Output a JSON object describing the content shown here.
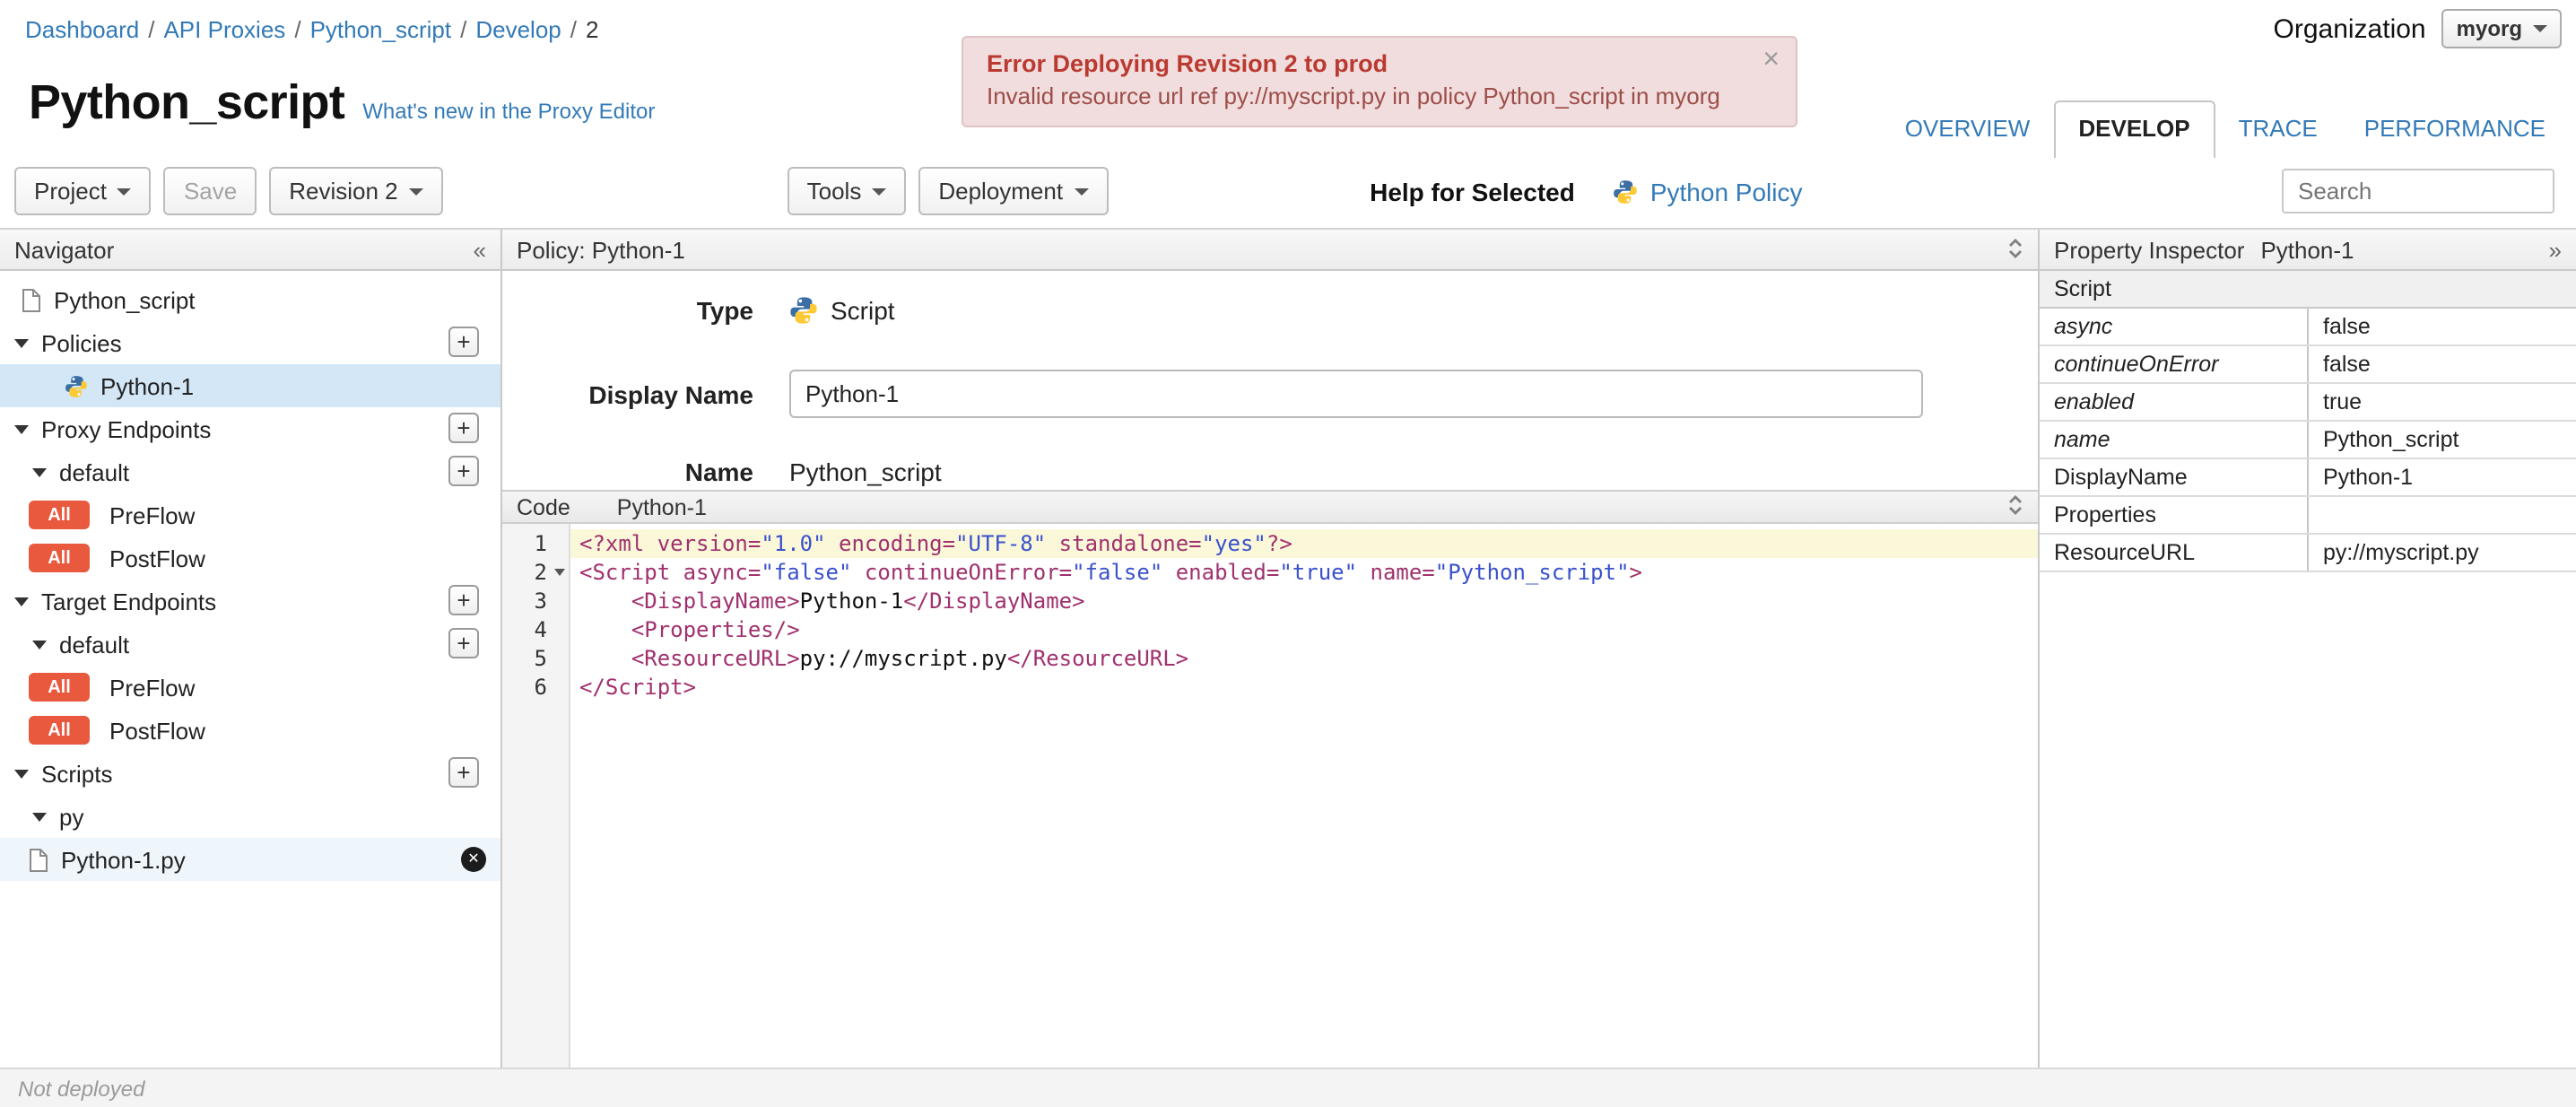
{
  "icons": {
    "collapse_left": "«",
    "expand_right": "»",
    "close": "×",
    "delete": "✕",
    "plus": "+"
  },
  "breadcrumb": {
    "separator": "/",
    "items": [
      "Dashboard",
      "API Proxies",
      "Python_script",
      "Develop",
      "2"
    ]
  },
  "organization": {
    "label": "Organization",
    "value": "myorg"
  },
  "error_banner": {
    "title": "Error Deploying Revision 2 to prod",
    "message": "Invalid resource url ref py://myscript.py in policy Python_script in myorg"
  },
  "page": {
    "title": "Python_script",
    "whats_new_link": "What's new in the Proxy Editor"
  },
  "tabs": [
    {
      "label": "OVERVIEW",
      "active": false
    },
    {
      "label": "DEVELOP",
      "active": true
    },
    {
      "label": "TRACE",
      "active": false
    },
    {
      "label": "PERFORMANCE",
      "active": false
    }
  ],
  "toolbar": {
    "project": "Project",
    "save": "Save",
    "revision": "Revision 2",
    "tools": "Tools",
    "deployment": "Deployment",
    "help_for_selected": "Help for Selected",
    "policy_link": "Python Policy",
    "search_placeholder": "Search"
  },
  "navigator": {
    "title": "Navigator",
    "root_item": "Python_script",
    "policies_label": "Policies",
    "policy_item": "Python-1",
    "proxy_endpoints_label": "Proxy Endpoints",
    "target_endpoints_label": "Target Endpoints",
    "default_label": "default",
    "all_badge": "All",
    "preflow_label": "PreFlow",
    "postflow_label": "PostFlow",
    "scripts_label": "Scripts",
    "py_folder_label": "py",
    "script_file": "Python-1.py"
  },
  "policy_panel": {
    "header": "Policy: Python-1",
    "type_label": "Type",
    "type_value": "Script",
    "display_name_label": "Display Name",
    "display_name_value": "Python-1",
    "name_label": "Name",
    "name_value": "Python_script",
    "code_label": "Code",
    "code_file": "Python-1"
  },
  "code": {
    "lines": [
      {
        "n": "1",
        "highlight": true,
        "tokens": [
          {
            "c": "tag",
            "t": "<?xml version="
          },
          {
            "c": "str",
            "t": "\"1.0\""
          },
          {
            "c": "tag",
            "t": " encoding="
          },
          {
            "c": "str",
            "t": "\"UTF-8\""
          },
          {
            "c": "tag",
            "t": " standalone="
          },
          {
            "c": "str",
            "t": "\"yes\""
          },
          {
            "c": "tag",
            "t": "?>"
          }
        ]
      },
      {
        "n": "2",
        "fold": true,
        "tokens": [
          {
            "c": "tag",
            "t": "<Script async="
          },
          {
            "c": "str",
            "t": "\"false\""
          },
          {
            "c": "tag",
            "t": " continueOnError="
          },
          {
            "c": "str",
            "t": "\"false\""
          },
          {
            "c": "tag",
            "t": " enabled="
          },
          {
            "c": "str",
            "t": "\"true\""
          },
          {
            "c": "tag",
            "t": " name="
          },
          {
            "c": "str",
            "t": "\"Python_script\""
          },
          {
            "c": "tag",
            "t": ">"
          }
        ]
      },
      {
        "n": "3",
        "tokens": [
          {
            "c": "plain",
            "t": "    "
          },
          {
            "c": "tag",
            "t": "<DisplayName>"
          },
          {
            "c": "plain",
            "t": "Python-1"
          },
          {
            "c": "tag",
            "t": "</DisplayName>"
          }
        ]
      },
      {
        "n": "4",
        "tokens": [
          {
            "c": "plain",
            "t": "    "
          },
          {
            "c": "tag",
            "t": "<Properties/>"
          }
        ]
      },
      {
        "n": "5",
        "tokens": [
          {
            "c": "plain",
            "t": "    "
          },
          {
            "c": "tag",
            "t": "<ResourceURL>"
          },
          {
            "c": "plain",
            "t": "py://myscript.py"
          },
          {
            "c": "tag",
            "t": "</ResourceURL>"
          }
        ]
      },
      {
        "n": "6",
        "tokens": [
          {
            "c": "tag",
            "t": "</Script>"
          }
        ]
      }
    ]
  },
  "property_inspector": {
    "title": "Property Inspector",
    "subtitle": "Python-1",
    "section_header": "Script",
    "rows": [
      {
        "key": "async",
        "value": "false",
        "italic": true
      },
      {
        "key": "continueOnError",
        "value": "false",
        "italic": true
      },
      {
        "key": "enabled",
        "value": "true",
        "italic": true
      },
      {
        "key": "name",
        "value": "Python_script",
        "italic": true
      },
      {
        "key": "DisplayName",
        "value": "Python-1",
        "italic": false
      },
      {
        "key": "Properties",
        "value": "",
        "italic": false
      },
      {
        "key": "ResourceURL",
        "value": "py://myscript.py",
        "italic": false
      }
    ]
  },
  "status_bar": {
    "text": "Not deployed"
  }
}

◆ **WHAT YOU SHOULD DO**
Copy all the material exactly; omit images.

◆ **EXPECTED ANSWER**
Output a JSON object describing the content shown here.
{
  "icons": {
    "collapse_left": "«",
    "expand_right": "»",
    "close": "×",
    "delete": "✕",
    "plus": "+"
  },
  "breadcrumb": {
    "separator": "/",
    "items": [
      "Dashboard",
      "API Proxies",
      "Python_script",
      "Develop",
      "2"
    ]
  },
  "organization": {
    "label": "Organization",
    "value": "myorg"
  },
  "error_banner": {
    "title": "Error Deploying Revision 2 to prod",
    "message": "Invalid resource url ref py://myscript.py in policy Python_script in myorg"
  },
  "page": {
    "title": "Python_script",
    "whats_new_link": "What's new in the Proxy Editor"
  },
  "tabs": [
    {
      "label": "OVERVIEW",
      "active": false
    },
    {
      "label": "DEVELOP",
      "active": true
    },
    {
      "label": "TRACE",
      "active": false
    },
    {
      "label": "PERFORMANCE",
      "active": false
    }
  ],
  "toolbar": {
    "project": "Project",
    "save": "Save",
    "revision": "Revision 2",
    "tools": "Tools",
    "deployment": "Deployment",
    "help_for_selected": "Help for Selected",
    "policy_link": "Python Policy",
    "search_placeholder": "Search"
  },
  "navigator": {
    "title": "Navigator",
    "root_item": "Python_script",
    "policies_label": "Policies",
    "policy_item": "Python-1",
    "proxy_endpoints_label": "Proxy Endpoints",
    "target_endpoints_label": "Target Endpoints",
    "default_label": "default",
    "all_badge": "All",
    "preflow_label": "PreFlow",
    "postflow_label": "PostFlow",
    "scripts_label": "Scripts",
    "py_folder_label": "py",
    "script_file": "Python-1.py"
  },
  "policy_panel": {
    "header": "Policy: Python-1",
    "type_label": "Type",
    "type_value": "Script",
    "display_name_label": "Display Name",
    "display_name_value": "Python-1",
    "name_label": "Name",
    "name_value": "Python_script",
    "code_label": "Code",
    "code_file": "Python-1"
  },
  "code": {
    "lines": [
      {
        "n": "1",
        "highlight": true,
        "tokens": [
          {
            "c": "tag",
            "t": "<?xml version="
          },
          {
            "c": "str",
            "t": "\"1.0\""
          },
          {
            "c": "tag",
            "t": " encoding="
          },
          {
            "c": "str",
            "t": "\"UTF-8\""
          },
          {
            "c": "tag",
            "t": " standalone="
          },
          {
            "c": "str",
            "t": "\"yes\""
          },
          {
            "c": "tag",
            "t": "?>"
          }
        ]
      },
      {
        "n": "2",
        "fold": true,
        "tokens": [
          {
            "c": "tag",
            "t": "<Script async="
          },
          {
            "c": "str",
            "t": "\"false\""
          },
          {
            "c": "tag",
            "t": " continueOnError="
          },
          {
            "c": "str",
            "t": "\"false\""
          },
          {
            "c": "tag",
            "t": " enabled="
          },
          {
            "c": "str",
            "t": "\"true\""
          },
          {
            "c": "tag",
            "t": " name="
          },
          {
            "c": "str",
            "t": "\"Python_script\""
          },
          {
            "c": "tag",
            "t": ">"
          }
        ]
      },
      {
        "n": "3",
        "tokens": [
          {
            "c": "plain",
            "t": "    "
          },
          {
            "c": "tag",
            "t": "<DisplayName>"
          },
          {
            "c": "plain",
            "t": "Python-1"
          },
          {
            "c": "tag",
            "t": "</DisplayName>"
          }
        ]
      },
      {
        "n": "4",
        "tokens": [
          {
            "c": "plain",
            "t": "    "
          },
          {
            "c": "tag",
            "t": "<Properties/>"
          }
        ]
      },
      {
        "n": "5",
        "tokens": [
          {
            "c": "plain",
            "t": "    "
          },
          {
            "c": "tag",
            "t": "<ResourceURL>"
          },
          {
            "c": "plain",
            "t": "py://myscript.py"
          },
          {
            "c": "tag",
            "t": "</ResourceURL>"
          }
        ]
      },
      {
        "n": "6",
        "tokens": [
          {
            "c": "tag",
            "t": "</Script>"
          }
        ]
      }
    ]
  },
  "property_inspector": {
    "title": "Property Inspector",
    "subtitle": "Python-1",
    "section_header": "Script",
    "rows": [
      {
        "key": "async",
        "value": "false",
        "italic": true
      },
      {
        "key": "continueOnError",
        "value": "false",
        "italic": true
      },
      {
        "key": "enabled",
        "value": "true",
        "italic": true
      },
      {
        "key": "name",
        "value": "Python_script",
        "italic": true
      },
      {
        "key": "DisplayName",
        "value": "Python-1",
        "italic": false
      },
      {
        "key": "Properties",
        "value": "",
        "italic": false
      },
      {
        "key": "ResourceURL",
        "value": "py://myscript.py",
        "italic": false
      }
    ]
  },
  "status_bar": {
    "text": "Not deployed"
  }
}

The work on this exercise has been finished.